- Park, S., Kim, S. H., Park, H. G., & Yoon, J. B. (2009). Capsicum germplasm resistance to pepper anthracnose differentially interacts with Colletotrichum isolates. Horticulture, Environment and Biotechnology, 50, 17–23.Google Scholar
- Park, S., Jeong, W. Y., Lee, J. H., Kim, Y. H., Jeong, S. W., Kim, G. S., Bae, D. W., Lim, C. S., Jin, L. S., Lee, S. J., & Shin, S. C. (2012). Determination of polyphenol levels variation in Capsicum annuum L. cv. Chelsea (yellow bell pepper) infected by anthracnose (Colletotrichum gloeosporioides) using liquid chromatography–tandem mass spectrometry. Food Chemistry, 130, 981–985.CrossRefGoogle Scholar
- Saxena, A., Raghuwanshi, R., Gupta, V. K., & Singh, H. B. (2016). Chilli anthracnose: The epidemiology and management. Frontiers in Microbiology, 4, 1–18.Google Scholar
- Silva, S. A. M., Rodrigues, R., Gonçalves, L. S. A., Sudré, C. P., Bento, C. S., Carmo, M. G. F., & Medeiros, A. M. (2014). Resistance in Capsicum spp. to anthracnose affected by different stages of fruit development during pre- and post-harvest. Tropical Plant Pathology, 39, 335–341.CrossRefGoogle Scholar

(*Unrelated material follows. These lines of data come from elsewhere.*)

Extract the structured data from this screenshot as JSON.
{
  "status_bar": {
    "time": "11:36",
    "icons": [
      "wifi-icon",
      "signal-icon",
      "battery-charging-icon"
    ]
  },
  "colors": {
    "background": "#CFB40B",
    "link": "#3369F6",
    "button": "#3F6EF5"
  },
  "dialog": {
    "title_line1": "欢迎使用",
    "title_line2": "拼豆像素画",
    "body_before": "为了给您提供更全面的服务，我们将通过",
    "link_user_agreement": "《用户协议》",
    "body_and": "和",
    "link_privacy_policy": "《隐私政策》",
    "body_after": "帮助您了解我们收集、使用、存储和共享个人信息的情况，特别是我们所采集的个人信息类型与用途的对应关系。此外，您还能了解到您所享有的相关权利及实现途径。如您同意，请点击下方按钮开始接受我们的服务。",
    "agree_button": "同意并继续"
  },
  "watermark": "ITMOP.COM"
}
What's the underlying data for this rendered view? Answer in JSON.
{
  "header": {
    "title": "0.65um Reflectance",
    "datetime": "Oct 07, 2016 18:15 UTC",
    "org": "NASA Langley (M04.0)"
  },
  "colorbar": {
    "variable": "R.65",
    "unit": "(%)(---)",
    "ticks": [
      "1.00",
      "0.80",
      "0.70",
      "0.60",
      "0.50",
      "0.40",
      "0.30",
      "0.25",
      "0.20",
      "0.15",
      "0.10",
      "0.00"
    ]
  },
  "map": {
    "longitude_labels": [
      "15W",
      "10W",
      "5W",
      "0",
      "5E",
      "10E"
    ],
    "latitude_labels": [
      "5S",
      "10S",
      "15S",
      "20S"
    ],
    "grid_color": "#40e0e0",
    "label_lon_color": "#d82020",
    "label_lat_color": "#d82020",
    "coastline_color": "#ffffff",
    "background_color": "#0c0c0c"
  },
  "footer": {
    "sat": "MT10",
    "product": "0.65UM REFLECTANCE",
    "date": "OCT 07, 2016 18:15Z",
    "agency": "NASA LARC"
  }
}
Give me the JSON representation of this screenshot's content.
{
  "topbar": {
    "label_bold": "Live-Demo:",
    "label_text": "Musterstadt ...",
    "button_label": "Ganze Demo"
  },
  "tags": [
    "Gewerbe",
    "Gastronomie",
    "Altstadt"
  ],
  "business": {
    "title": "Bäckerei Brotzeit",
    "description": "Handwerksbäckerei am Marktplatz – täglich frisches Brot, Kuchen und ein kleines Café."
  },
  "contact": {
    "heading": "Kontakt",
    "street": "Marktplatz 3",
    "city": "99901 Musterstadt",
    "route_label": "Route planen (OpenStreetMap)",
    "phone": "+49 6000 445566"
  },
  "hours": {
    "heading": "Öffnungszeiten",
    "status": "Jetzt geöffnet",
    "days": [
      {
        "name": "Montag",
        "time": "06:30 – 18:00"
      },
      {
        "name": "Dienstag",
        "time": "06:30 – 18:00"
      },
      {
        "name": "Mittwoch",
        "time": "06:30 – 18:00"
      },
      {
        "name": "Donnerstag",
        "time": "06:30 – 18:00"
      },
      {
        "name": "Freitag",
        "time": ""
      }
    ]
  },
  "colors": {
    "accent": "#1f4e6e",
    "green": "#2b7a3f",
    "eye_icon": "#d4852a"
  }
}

- Suwor, P., Thummabenjapone, P., Sanitchon, J., Kumar, S., Techawongstien, S. (2016). Role of two inoculation methods in the expression of anthracnose resistance gene in chili (Capsicum annuum L.). In III International Symposium on Postharvest Pathology: Using Science to Increase Food Availability, A. Ippolito et al., Eds, (pp. 207-214) SHS Acta Horticulturae 1144.Google Scholar
- Tattersall, D. B., Heeswijck, R. V., & Hoj, P. B. (1997). Identification and characterization of a fruit-specific, thaumatin-like protein that accumulates at very high levels in conjunction with the onset of sugar accumulation and berry softening in grapes. Plant Physiology, 114, 759–769.CrossRefGoogle Scholar